◆ **TASK DETAILS**
Only the count is wanted here: how many lines of the entries hold the string "true"?
________________________________________
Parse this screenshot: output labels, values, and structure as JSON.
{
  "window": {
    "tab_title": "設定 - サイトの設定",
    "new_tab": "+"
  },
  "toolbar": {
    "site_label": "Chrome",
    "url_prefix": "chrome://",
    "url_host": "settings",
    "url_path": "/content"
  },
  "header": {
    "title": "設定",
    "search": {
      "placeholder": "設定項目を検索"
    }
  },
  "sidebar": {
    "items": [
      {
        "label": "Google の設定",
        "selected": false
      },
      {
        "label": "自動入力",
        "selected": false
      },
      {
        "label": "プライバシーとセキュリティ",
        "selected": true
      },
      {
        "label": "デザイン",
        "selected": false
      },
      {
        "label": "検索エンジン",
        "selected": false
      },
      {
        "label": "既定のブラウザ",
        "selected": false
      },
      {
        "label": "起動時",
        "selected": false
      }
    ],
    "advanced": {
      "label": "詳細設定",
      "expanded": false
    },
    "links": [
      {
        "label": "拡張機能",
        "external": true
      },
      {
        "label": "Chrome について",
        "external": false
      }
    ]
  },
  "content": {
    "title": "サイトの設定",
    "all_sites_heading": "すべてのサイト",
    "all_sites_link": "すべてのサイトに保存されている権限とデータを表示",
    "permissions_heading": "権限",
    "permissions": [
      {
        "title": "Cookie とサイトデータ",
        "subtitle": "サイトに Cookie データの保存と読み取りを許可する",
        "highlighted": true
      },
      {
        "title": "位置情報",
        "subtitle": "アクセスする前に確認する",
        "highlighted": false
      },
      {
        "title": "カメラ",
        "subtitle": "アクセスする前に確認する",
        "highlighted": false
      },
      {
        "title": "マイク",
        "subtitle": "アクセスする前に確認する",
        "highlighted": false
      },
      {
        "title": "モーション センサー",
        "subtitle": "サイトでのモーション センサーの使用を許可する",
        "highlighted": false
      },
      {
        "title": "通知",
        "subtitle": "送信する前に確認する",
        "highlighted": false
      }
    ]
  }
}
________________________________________
◆ **TASK RESULT**
3